§ **Required action**: Every line of the data is to be output verbatim.

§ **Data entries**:

BEGIN

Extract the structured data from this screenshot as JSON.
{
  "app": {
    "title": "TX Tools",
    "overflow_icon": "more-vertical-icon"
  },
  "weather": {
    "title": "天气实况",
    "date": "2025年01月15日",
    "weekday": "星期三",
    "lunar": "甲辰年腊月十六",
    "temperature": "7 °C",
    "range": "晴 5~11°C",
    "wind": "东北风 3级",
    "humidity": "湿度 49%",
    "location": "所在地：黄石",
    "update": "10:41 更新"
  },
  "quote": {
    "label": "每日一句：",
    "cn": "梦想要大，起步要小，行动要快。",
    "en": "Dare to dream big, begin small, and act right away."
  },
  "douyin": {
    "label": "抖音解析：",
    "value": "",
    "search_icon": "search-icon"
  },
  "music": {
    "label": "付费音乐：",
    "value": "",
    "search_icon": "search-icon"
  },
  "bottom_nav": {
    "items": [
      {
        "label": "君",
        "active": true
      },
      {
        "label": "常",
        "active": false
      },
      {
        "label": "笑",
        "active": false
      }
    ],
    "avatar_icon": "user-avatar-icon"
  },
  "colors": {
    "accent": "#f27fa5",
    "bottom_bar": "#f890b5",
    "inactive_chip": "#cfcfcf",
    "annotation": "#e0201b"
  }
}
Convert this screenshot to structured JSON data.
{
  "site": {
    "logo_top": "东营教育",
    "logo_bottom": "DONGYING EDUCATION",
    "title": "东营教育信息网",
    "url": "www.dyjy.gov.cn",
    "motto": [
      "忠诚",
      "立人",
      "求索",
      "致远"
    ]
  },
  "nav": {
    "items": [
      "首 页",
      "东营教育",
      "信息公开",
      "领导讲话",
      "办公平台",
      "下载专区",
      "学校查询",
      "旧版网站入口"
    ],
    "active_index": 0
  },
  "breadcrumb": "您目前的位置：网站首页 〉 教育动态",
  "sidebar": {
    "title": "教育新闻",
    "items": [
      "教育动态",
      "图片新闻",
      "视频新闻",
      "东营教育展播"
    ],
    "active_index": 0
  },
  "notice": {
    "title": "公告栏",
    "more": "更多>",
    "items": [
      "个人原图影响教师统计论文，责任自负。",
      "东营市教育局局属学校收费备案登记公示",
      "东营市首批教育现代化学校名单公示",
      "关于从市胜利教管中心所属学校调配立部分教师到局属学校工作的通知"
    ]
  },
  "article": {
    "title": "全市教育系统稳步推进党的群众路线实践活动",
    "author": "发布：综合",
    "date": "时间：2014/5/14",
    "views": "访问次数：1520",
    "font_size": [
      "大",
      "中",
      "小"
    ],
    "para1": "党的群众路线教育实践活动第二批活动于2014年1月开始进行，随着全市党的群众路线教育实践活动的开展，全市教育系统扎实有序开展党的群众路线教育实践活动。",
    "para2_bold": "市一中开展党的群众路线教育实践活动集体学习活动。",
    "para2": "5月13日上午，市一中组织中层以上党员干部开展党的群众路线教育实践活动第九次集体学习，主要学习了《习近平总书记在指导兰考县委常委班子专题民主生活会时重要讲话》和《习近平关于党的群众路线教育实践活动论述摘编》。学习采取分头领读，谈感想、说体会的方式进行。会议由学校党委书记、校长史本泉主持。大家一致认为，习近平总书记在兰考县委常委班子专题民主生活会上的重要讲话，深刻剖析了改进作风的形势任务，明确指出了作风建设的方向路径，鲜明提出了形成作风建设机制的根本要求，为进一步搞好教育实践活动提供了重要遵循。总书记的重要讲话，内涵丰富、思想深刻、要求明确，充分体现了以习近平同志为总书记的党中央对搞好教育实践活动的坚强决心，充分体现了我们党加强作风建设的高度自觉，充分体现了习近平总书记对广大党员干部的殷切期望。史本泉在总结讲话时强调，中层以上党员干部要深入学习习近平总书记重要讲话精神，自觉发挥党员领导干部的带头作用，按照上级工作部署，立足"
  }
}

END

§ **Completed task**:
Extract the structured data from this screenshot as JSON.
{
  "app": {
    "title": "TX Tools",
    "overflow_icon": "more-vertical-icon"
  },
  "weather": {
    "title": "天气实况",
    "date": "2025年01月15日",
    "weekday": "星期三",
    "lunar": "甲辰年腊月十六",
    "temperature": "7 °C",
    "range": "晴 5~11°C",
    "wind": "东北风 3级",
    "humidity": "湿度 49%",
    "location": "所在地：黄石",
    "update": "10:41 更新"
  },
  "quote": {
    "label": "每日一句：",
    "cn": "梦想要大，起步要小，行动要快。",
    "en": "Dare to dream big, begin small, and act right away."
  },
  "douyin": {
    "label": "抖音解析：",
    "value": "",
    "search_icon": "search-icon"
  },
  "music": {
    "label": "付费音乐：",
    "value": "",
    "search_icon": "search-icon"
  },
  "bottom_nav": {
    "items": [
      {
        "label": "君",
        "active": true
      },
      {
        "label": "常",
        "active": false
      },
      {
        "label": "笑",
        "active": false
      }
    ],
    "avatar_icon": "user-avatar-icon"
  },
  "colors": {
    "accent": "#f27fa5",
    "bottom_bar": "#f890b5",
    "inactive_chip": "#cfcfcf",
    "annotation": "#e0201b"
  }
}
Convert this screenshot to structured JSON data.
{
  "site": {
    "logo_top": "东营教育",
    "logo_bottom": "DONGYING EDUCATION",
    "title": "东营教育信息网",
    "url": "www.dyjy.gov.cn",
    "motto": [
      "忠诚",
      "立人",
      "求索",
      "致远"
    ]
  },
  "nav": {
    "items": [
      "首 页",
      "东营教育",
      "信息公开",
      "领导讲话",
      "办公平台",
      "下载专区",
      "学校查询",
      "旧版网站入口"
    ],
    "active_index": 0
  },
  "breadcrumb": "您目前的位置：网站首页 〉 教育动态",
  "sidebar": {
    "title": "教育新闻",
    "items": [
      "教育动态",
      "图片新闻",
      "视频新闻",
      "东营教育展播"
    ],
    "active_index": 0
  },
  "notice": {
    "title": "公告栏",
    "more": "更多>",
    "items": [
      "个人原图影响教师统计论文，责任自负。",
      "东营市教育局局属学校收费备案登记公示",
      "东营市首批教育现代化学校名单公示",
      "关于从市胜利教管中心所属学校调配立部分教师到局属学校工作的通知"
    ]
  },
  "article": {
    "title": "全市教育系统稳步推进党的群众路线实践活动",
    "author": "发布：综合",
    "date": "时间：2014/5/14",
    "views": "访问次数：1520",
    "font_size": [
      "大",
      "中",
      "小"
    ],
    "para1": "党的群众路线教育实践活动第二批活动于2014年1月开始进行，随着全市党的群众路线教育实践活动的开展，全市教育系统扎实有序开展党的群众路线教育实践活动。",
    "para2_bold": "市一中开展党的群众路线教育实践活动集体学习活动。",
    "para2": "5月13日上午，市一中组织中层以上党员干部开展党的群众路线教育实践活动第九次集体学习，主要学习了《习近平总书记在指导兰考县委常委班子专题民主生活会时重要讲话》和《习近平关于党的群众路线教育实践活动论述摘编》。学习采取分头领读，谈感想、说体会的方式进行。会议由学校党委书记、校长史本泉主持。大家一致认为，习近平总书记在兰考县委常委班子专题民主生活会上的重要讲话，深刻剖析了改进作风的形势任务，明确指出了作风建设的方向路径，鲜明提出了形成作风建设机制的根本要求，为进一步搞好教育实践活动提供了重要遵循。总书记的重要讲话，内涵丰富、思想深刻、要求明确，充分体现了以习近平同志为总书记的党中央对搞好教育实践活动的坚强决心，充分体现了我们党加强作风建设的高度自觉，充分体现了习近平总书记对广大党员干部的殷切期望。史本泉在总结讲话时强调，中层以上党员干部要深入学习习近平总书记重要讲话精神，自觉发挥党员领导干部的带头作用，按照上级工作部署，立足"
  }
}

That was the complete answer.